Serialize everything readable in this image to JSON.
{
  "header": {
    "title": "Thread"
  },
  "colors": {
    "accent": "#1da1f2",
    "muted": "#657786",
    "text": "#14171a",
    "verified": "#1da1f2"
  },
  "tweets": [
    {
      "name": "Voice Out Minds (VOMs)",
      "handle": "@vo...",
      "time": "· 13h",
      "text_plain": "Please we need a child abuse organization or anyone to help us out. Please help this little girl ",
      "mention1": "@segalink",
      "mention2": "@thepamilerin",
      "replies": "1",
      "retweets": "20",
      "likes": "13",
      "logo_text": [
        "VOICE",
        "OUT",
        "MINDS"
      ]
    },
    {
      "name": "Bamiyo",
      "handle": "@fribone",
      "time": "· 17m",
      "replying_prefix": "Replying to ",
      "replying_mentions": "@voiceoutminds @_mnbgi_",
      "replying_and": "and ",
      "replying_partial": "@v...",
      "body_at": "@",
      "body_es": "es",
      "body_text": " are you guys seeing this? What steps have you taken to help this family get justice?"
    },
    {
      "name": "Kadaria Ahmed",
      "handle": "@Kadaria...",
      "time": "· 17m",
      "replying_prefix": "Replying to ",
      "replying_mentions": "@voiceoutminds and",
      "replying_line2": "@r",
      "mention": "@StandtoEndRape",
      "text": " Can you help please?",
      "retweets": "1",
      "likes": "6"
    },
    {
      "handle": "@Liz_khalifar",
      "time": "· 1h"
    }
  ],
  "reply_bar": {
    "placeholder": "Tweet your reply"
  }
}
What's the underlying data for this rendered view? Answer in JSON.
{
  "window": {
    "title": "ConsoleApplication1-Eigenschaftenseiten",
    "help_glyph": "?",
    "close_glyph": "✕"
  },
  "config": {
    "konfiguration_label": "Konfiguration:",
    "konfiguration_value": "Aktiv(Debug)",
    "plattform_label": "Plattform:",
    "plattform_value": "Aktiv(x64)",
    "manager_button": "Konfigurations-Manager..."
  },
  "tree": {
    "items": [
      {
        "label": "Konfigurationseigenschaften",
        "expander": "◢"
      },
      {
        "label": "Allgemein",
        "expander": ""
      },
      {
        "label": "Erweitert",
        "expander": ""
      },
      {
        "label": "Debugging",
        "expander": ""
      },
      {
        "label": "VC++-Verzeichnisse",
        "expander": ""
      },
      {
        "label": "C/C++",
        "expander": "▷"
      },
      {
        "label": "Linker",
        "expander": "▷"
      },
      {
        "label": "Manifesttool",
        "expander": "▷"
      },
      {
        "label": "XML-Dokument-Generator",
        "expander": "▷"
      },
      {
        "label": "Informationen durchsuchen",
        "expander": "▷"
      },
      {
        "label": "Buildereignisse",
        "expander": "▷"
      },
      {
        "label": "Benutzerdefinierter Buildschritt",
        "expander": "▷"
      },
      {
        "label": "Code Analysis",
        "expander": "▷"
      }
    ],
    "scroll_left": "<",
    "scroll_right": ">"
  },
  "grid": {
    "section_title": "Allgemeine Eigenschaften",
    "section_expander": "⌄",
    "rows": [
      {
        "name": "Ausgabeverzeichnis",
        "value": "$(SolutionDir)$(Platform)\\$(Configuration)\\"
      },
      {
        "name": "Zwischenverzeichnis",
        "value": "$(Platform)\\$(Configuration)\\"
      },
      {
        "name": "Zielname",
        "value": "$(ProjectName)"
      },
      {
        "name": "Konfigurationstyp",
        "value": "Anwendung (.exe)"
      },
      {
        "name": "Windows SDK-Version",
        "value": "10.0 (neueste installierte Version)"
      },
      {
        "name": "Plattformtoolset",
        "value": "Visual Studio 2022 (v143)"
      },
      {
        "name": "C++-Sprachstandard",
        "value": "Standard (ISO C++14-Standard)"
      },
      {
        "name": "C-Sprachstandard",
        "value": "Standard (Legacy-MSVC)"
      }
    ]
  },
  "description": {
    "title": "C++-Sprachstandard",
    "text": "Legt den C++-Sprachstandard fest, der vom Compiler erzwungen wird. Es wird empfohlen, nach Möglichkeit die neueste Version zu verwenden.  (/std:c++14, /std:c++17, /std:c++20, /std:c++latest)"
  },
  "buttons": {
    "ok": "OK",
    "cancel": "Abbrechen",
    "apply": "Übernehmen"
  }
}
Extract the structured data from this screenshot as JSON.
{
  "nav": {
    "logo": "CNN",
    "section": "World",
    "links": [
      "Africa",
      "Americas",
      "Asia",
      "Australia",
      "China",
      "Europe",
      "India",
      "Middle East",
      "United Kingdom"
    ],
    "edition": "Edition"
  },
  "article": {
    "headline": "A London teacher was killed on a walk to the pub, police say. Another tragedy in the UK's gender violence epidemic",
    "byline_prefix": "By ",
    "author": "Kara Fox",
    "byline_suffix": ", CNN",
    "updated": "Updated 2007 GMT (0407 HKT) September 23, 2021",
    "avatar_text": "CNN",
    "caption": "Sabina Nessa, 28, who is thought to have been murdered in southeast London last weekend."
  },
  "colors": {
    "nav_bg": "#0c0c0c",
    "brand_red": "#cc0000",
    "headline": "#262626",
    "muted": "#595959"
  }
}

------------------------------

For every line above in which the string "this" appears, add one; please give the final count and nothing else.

5